▶ DESCRIPTION OF THE TASK: Could the records below please be retyped exactly, with their pictures left out?
____________________
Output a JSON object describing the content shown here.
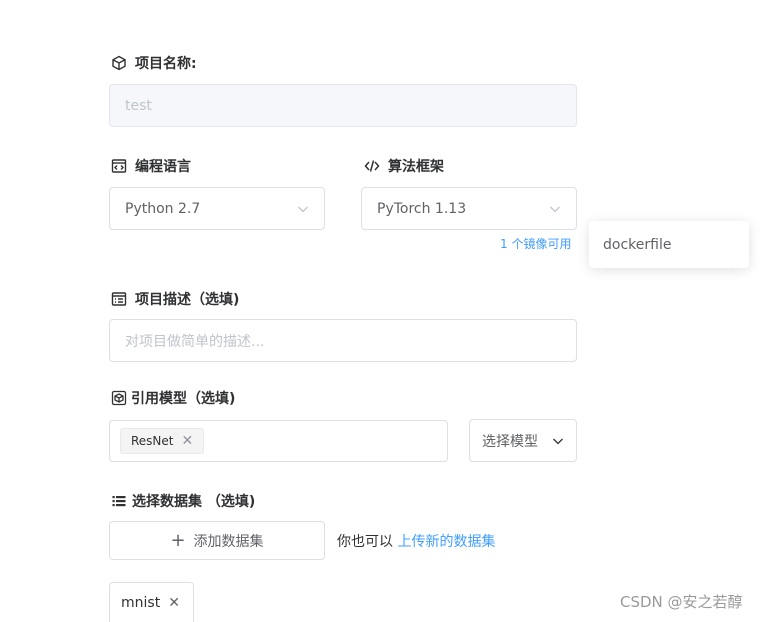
{
  "project_name": {
    "label": "项目名称:",
    "value": "test",
    "icon": "cube-icon"
  },
  "language": {
    "label": "编程语言",
    "value": "Python 2.7",
    "icon": "code-window-icon"
  },
  "framework": {
    "label": "算法框架",
    "value": "PyTorch 1.13",
    "icon": "code-brackets-icon",
    "image_hint": "1 个镜像可用"
  },
  "popover": {
    "item": "dockerfile"
  },
  "description": {
    "label": "项目描述（选填)",
    "placeholder": "对项目做简单的描述..."
  },
  "model": {
    "label": "引用模型（选填)",
    "tag": "ResNet",
    "select_label": "选择模型"
  },
  "dataset": {
    "label": "选择数据集 （选填)",
    "add_button": "添加数据集",
    "upload_prefix": "你也可以",
    "upload_link": "上传新的数据集",
    "tag": "mnist"
  },
  "watermark": "CSDN @安之若醇",
  "colors": {
    "accent": "#409eff",
    "border": "#dcdfe6",
    "disabled_bg": "#f5f7fa"
  }
}
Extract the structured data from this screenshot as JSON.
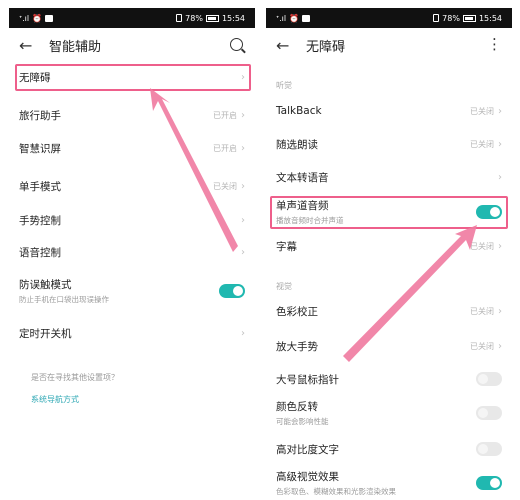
{
  "status_bar": {
    "signal": "ᐩ.ıl",
    "battery_percent": "78%",
    "time": "15:54"
  },
  "left_screen": {
    "title": "智能辅助",
    "items": [
      {
        "label": "无障碍",
        "status": ""
      },
      {
        "label": "旅行助手",
        "status": "已开启"
      },
      {
        "label": "智慧识屏",
        "status": "已开启"
      },
      {
        "label": "单手模式",
        "status": "已关闭"
      },
      {
        "label": "手势控制",
        "status": ""
      },
      {
        "label": "语音控制",
        "status": ""
      },
      {
        "label": "防误触模式",
        "subtitle": "防止手机在口袋出现误操作",
        "toggle_on": true
      },
      {
        "label": "定时开关机",
        "status": ""
      }
    ],
    "prompt": "是否在寻找其他设置项？",
    "link": "系统导航方式"
  },
  "right_screen": {
    "title": "无障碍",
    "sections": [
      {
        "header": "听觉",
        "items": [
          {
            "label": "TalkBack",
            "status": "已关闭"
          },
          {
            "label": "随选朗读",
            "status": "已关闭"
          },
          {
            "label": "文本转语音",
            "status": ""
          },
          {
            "label": "单声道音频",
            "subtitle": "播放音频时合并声道",
            "toggle_on": true
          },
          {
            "label": "字幕",
            "status": "已关闭"
          }
        ]
      },
      {
        "header": "视觉",
        "items": [
          {
            "label": "色彩校正",
            "status": "已关闭"
          },
          {
            "label": "放大手势",
            "status": "已关闭"
          },
          {
            "label": "大号鼠标指针",
            "toggle_on": false
          },
          {
            "label": "颜色反转",
            "subtitle": "可能会影响性能",
            "toggle_on": false
          },
          {
            "label": "高对比度文字",
            "toggle_on": false
          },
          {
            "label": "高级视觉效果",
            "subtitle": "色彩取色、模糊效果和光影渲染效果",
            "toggle_on": true
          }
        ]
      }
    ]
  },
  "colors": {
    "accent": "#20b8b0",
    "highlight": "#ee5f8b",
    "link": "#2fa8b4"
  }
}
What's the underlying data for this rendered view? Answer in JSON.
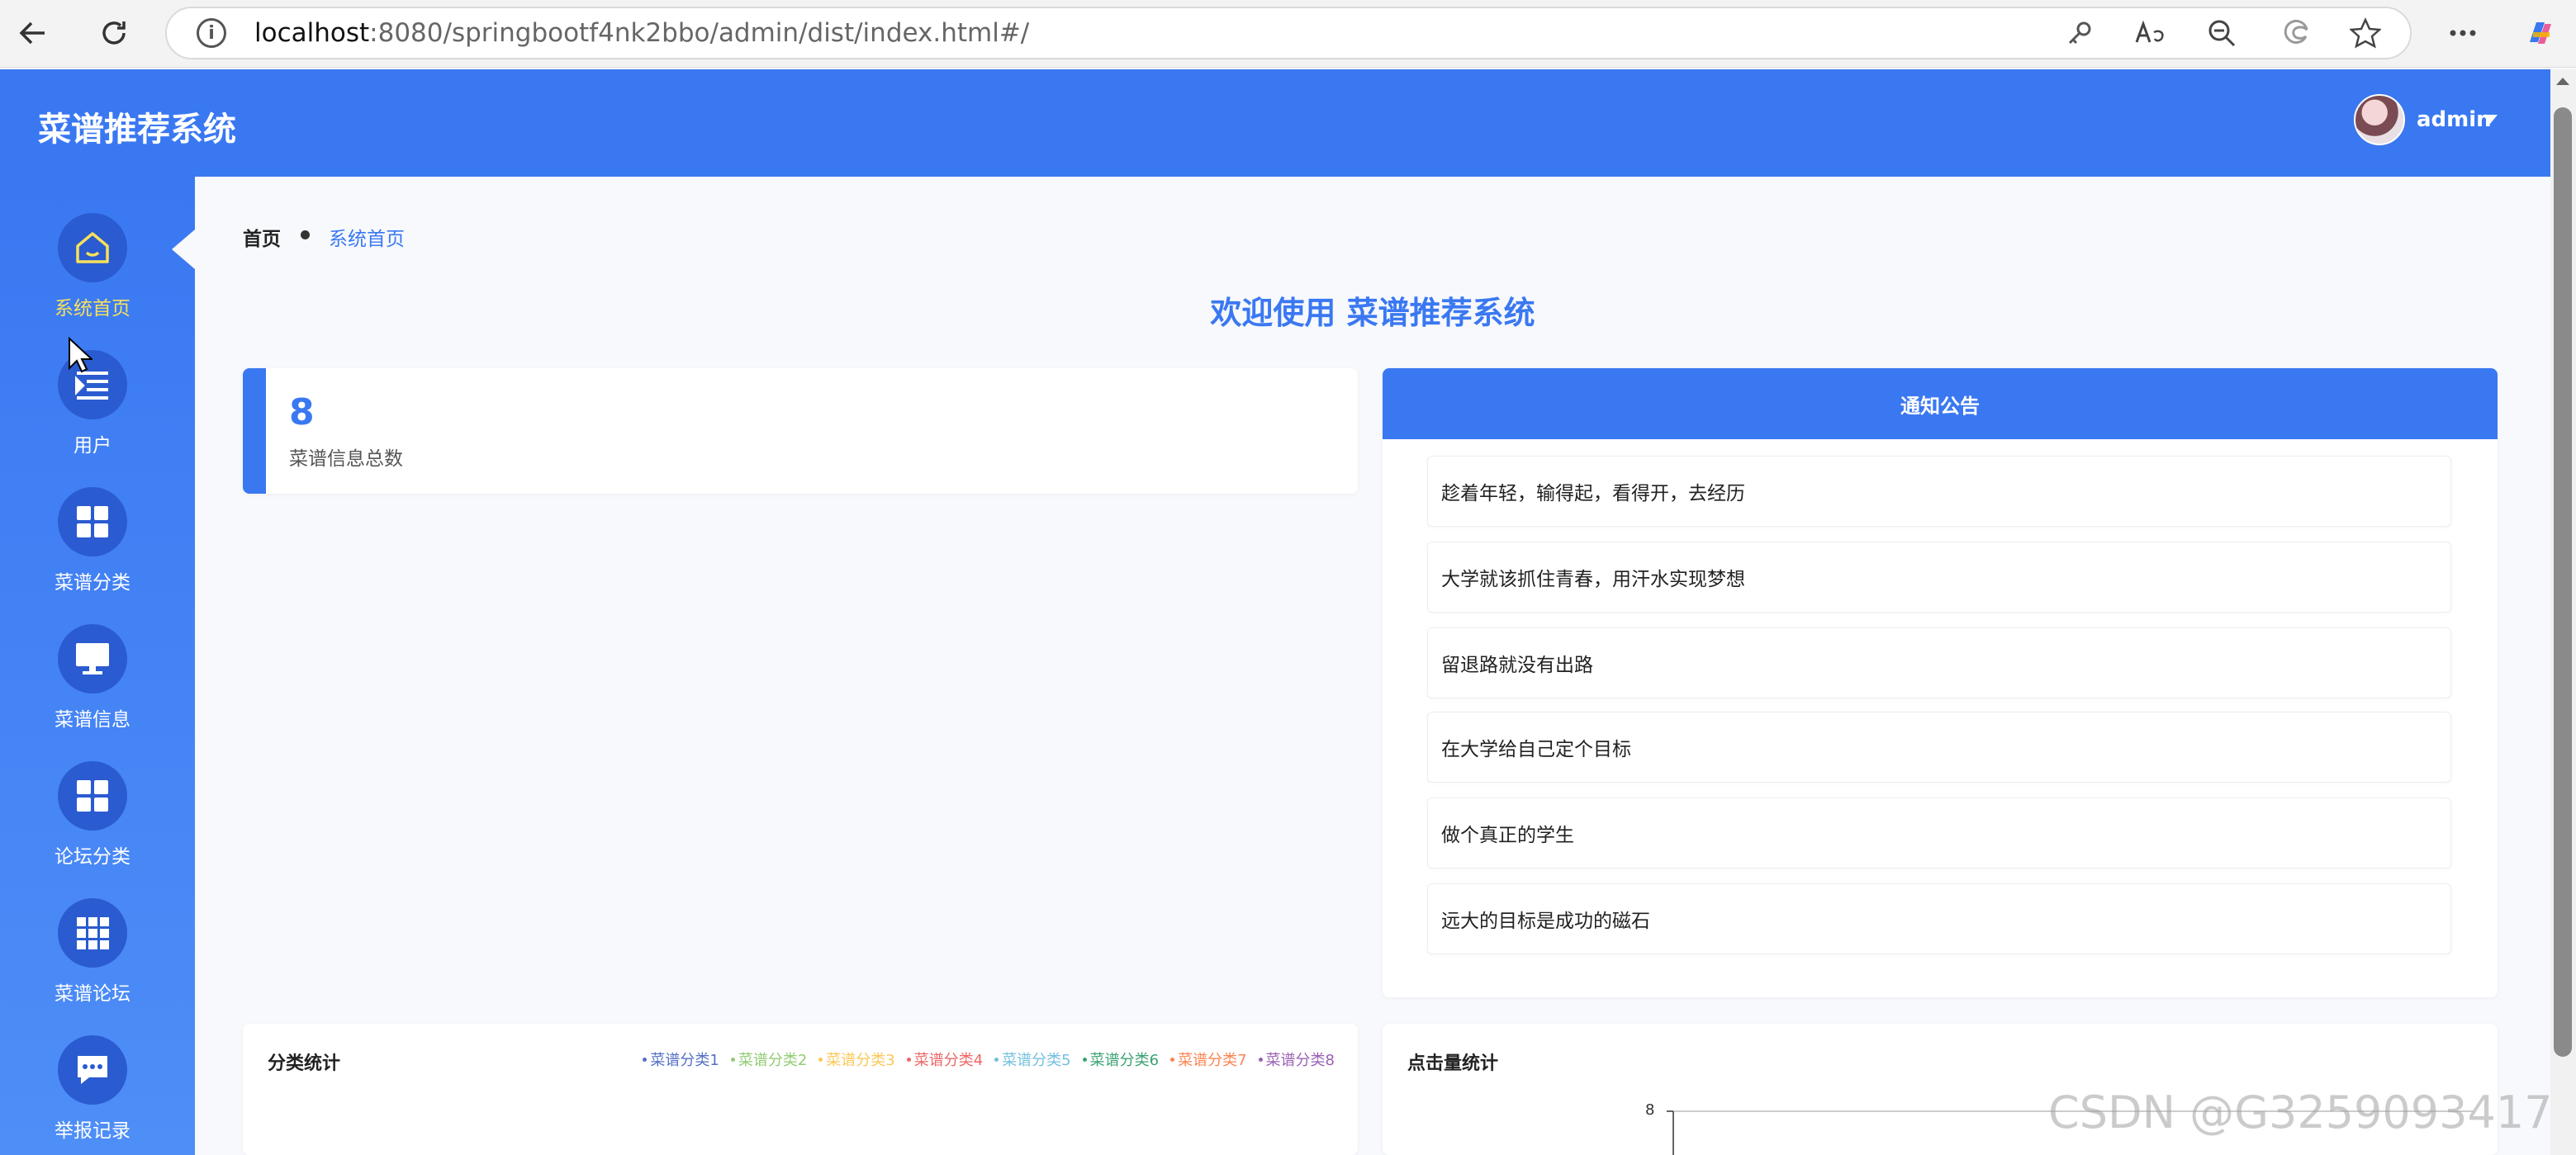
{
  "browser": {
    "url_host": "localhost",
    "url_rest": ":8080/springbootf4nk2bbo/admin/dist/index.html#/",
    "info_glyph": "i"
  },
  "header": {
    "title": "菜谱推荐系统",
    "user": "admin"
  },
  "sidebar": {
    "items": [
      {
        "label": "系统首页",
        "icon": "home-icon",
        "active": true
      },
      {
        "label": "用户",
        "icon": "list-icon",
        "active": false
      },
      {
        "label": "菜谱分类",
        "icon": "grid-icon",
        "active": false
      },
      {
        "label": "菜谱信息",
        "icon": "monitor-icon",
        "active": false
      },
      {
        "label": "论坛分类",
        "icon": "grid-icon",
        "active": false
      },
      {
        "label": "菜谱论坛",
        "icon": "apps-icon",
        "active": false
      },
      {
        "label": "举报记录",
        "icon": "chat-icon",
        "active": false
      }
    ]
  },
  "breadcrumb": {
    "home": "首页",
    "current": "系统首页"
  },
  "welcome": "欢迎使用 菜谱推荐系统",
  "stat": {
    "value": "8",
    "label": "菜谱信息总数"
  },
  "notice": {
    "title": "通知公告",
    "items": [
      "趁着年轻，输得起，看得开，去经历",
      "大学就该抓住青春，用汗水实现梦想",
      "留退路就没有出路",
      "在大学给自己定个目标",
      "做个真正的学生",
      "远大的目标是成功的磁石"
    ]
  },
  "charts": {
    "category": {
      "title": "分类统计",
      "legend": [
        {
          "name": "菜谱分类1",
          "color": "#5470c6"
        },
        {
          "name": "菜谱分类2",
          "color": "#91cc75"
        },
        {
          "name": "菜谱分类3",
          "color": "#fac858"
        },
        {
          "name": "菜谱分类4",
          "color": "#ee6666"
        },
        {
          "name": "菜谱分类5",
          "color": "#73c0de"
        },
        {
          "name": "菜谱分类6",
          "color": "#3ba272"
        },
        {
          "name": "菜谱分类7",
          "color": "#fc8452"
        },
        {
          "name": "菜谱分类8",
          "color": "#9a60b4"
        }
      ]
    },
    "clicks": {
      "title": "点击量统计",
      "y_max_label": "8"
    }
  },
  "watermark": "CSDN @G3259093417",
  "colors": {
    "primary": "#3a78f2",
    "active_label": "#f7e15a"
  }
}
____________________
▶ OUTPUT FOR THIS EXERCISE:
Output a JSON object describing the content shown here.
{
  "project_name": {
    "label": "项目名称:",
    "value": "test",
    "icon": "cube-icon"
  },
  "language": {
    "label": "编程语言",
    "value": "Python 2.7",
    "icon": "code-window-icon"
  },
  "framework": {
    "label": "算法框架",
    "value": "PyTorch 1.13",
    "icon": "code-brackets-icon",
    "image_hint": "1 个镜像可用"
  },
  "popover": {
    "item": "dockerfile"
  },
  "description": {
    "label": "项目描述（选填)",
    "placeholder": "对项目做简单的描述..."
  },
  "model": {
    "label": "引用模型（选填)",
    "tag": "ResNet",
    "select_label": "选择模型"
  },
  "dataset": {
    "label": "选择数据集 （选填)",
    "add_button": "添加数据集",
    "upload_prefix": "你也可以",
    "upload_link": "上传新的数据集",
    "tag": "mnist"
  },
  "watermark": "CSDN @安之若醇",
  "colors": {
    "accent": "#409eff",
    "border": "#dcdfe6",
    "disabled_bg": "#f5f7fa"
  }
}
Extract the structured data from this screenshot as JSON.
{
  "status_bar": {
    "signal": "ᐩ.ıl",
    "battery_percent": "78%",
    "time": "15:54"
  },
  "left_screen": {
    "title": "智能辅助",
    "items": [
      {
        "label": "无障碍",
        "status": ""
      },
      {
        "label": "旅行助手",
        "status": "已开启"
      },
      {
        "label": "智慧识屏",
        "status": "已开启"
      },
      {
        "label": "单手模式",
        "status": "已关闭"
      },
      {
        "label": "手势控制",
        "status": ""
      },
      {
        "label": "语音控制",
        "status": ""
      },
      {
        "label": "防误触模式",
        "subtitle": "防止手机在口袋出现误操作",
        "toggle_on": true
      },
      {
        "label": "定时开关机",
        "status": ""
      }
    ],
    "prompt": "是否在寻找其他设置项？",
    "link": "系统导航方式"
  },
  "right_screen": {
    "title": "无障碍",
    "sections": [
      {
        "header": "听觉",
        "items": [
          {
            "label": "TalkBack",
            "status": "已关闭"
          },
          {
            "label": "随选朗读",
            "status": "已关闭"
          },
          {
            "label": "文本转语音",
            "status": ""
          },
          {
            "label": "单声道音频",
            "subtitle": "播放音频时合并声道",
            "toggle_on": true
          },
          {
            "label": "字幕",
            "status": "已关闭"
          }
        ]
      },
      {
        "header": "视觉",
        "items": [
          {
            "label": "色彩校正",
            "status": "已关闭"
          },
          {
            "label": "放大手势",
            "status": "已关闭"
          },
          {
            "label": "大号鼠标指针",
            "toggle_on": false
          },
          {
            "label": "颜色反转",
            "subtitle": "可能会影响性能",
            "toggle_on": false
          },
          {
            "label": "高对比度文字",
            "toggle_on": false
          },
          {
            "label": "高级视觉效果",
            "subtitle": "色彩取色、模糊效果和光影渲染效果",
            "toggle_on": true
          }
        ]
      }
    ]
  },
  "colors": {
    "accent": "#20b8b0",
    "highlight": "#ee5f8b",
    "link": "#2fa8b4"
  }
}
What's the underlying data for this rendered view? Answer in JSON.
{
  "browser": {
    "url_host": "localhost",
    "url_rest": ":8080/springbootf4nk2bbo/admin/dist/index.html#/",
    "info_glyph": "i"
  },
  "header": {
    "title": "菜谱推荐系统",
    "user": "admin"
  },
  "sidebar": {
    "items": [
      {
        "label": "系统首页",
        "icon": "home-icon",
        "active": true
      },
      {
        "label": "用户",
        "icon": "list-icon",
        "active": false
      },
      {
        "label": "菜谱分类",
        "icon": "grid-icon",
        "active": false
      },
      {
        "label": "菜谱信息",
        "icon": "monitor-icon",
        "active": false
      },
      {
        "label": "论坛分类",
        "icon": "grid-icon",
        "active": false
      },
      {
        "label": "菜谱论坛",
        "icon": "apps-icon",
        "active": false
      },
      {
        "label": "举报记录",
        "icon": "chat-icon",
        "active": false
      }
    ]
  },
  "breadcrumb": {
    "home": "首页",
    "current": "系统首页"
  },
  "welcome": "欢迎使用 菜谱推荐系统",
  "stat": {
    "value": "8",
    "label": "菜谱信息总数"
  },
  "notice": {
    "title": "通知公告",
    "items": [
      "趁着年轻，输得起，看得开，去经历",
      "大学就该抓住青春，用汗水实现梦想",
      "留退路就没有出路",
      "在大学给自己定个目标",
      "做个真正的学生",
      "远大的目标是成功的磁石"
    ]
  },
  "charts": {
    "category": {
      "title": "分类统计",
      "legend": [
        {
          "name": "菜谱分类1",
          "color": "#5470c6"
        },
        {
          "name": "菜谱分类2",
          "color": "#91cc75"
        },
        {
          "name": "菜谱分类3",
          "color": "#fac858"
        },
        {
          "name": "菜谱分类4",
          "color": "#ee6666"
        },
        {
          "name": "菜谱分类5",
          "color": "#73c0de"
        },
        {
          "name": "菜谱分类6",
          "color": "#3ba272"
        },
        {
          "name": "菜谱分类7",
          "color": "#fc8452"
        },
        {
          "name": "菜谱分类8",
          "color": "#9a60b4"
        }
      ]
    },
    "clicks": {
      "title": "点击量统计",
      "y_max_label": "8"
    }
  },
  "watermark": "CSDN @G3259093417",
  "colors": {
    "primary": "#3a78f2",
    "active_label": "#f7e15a"
  }
}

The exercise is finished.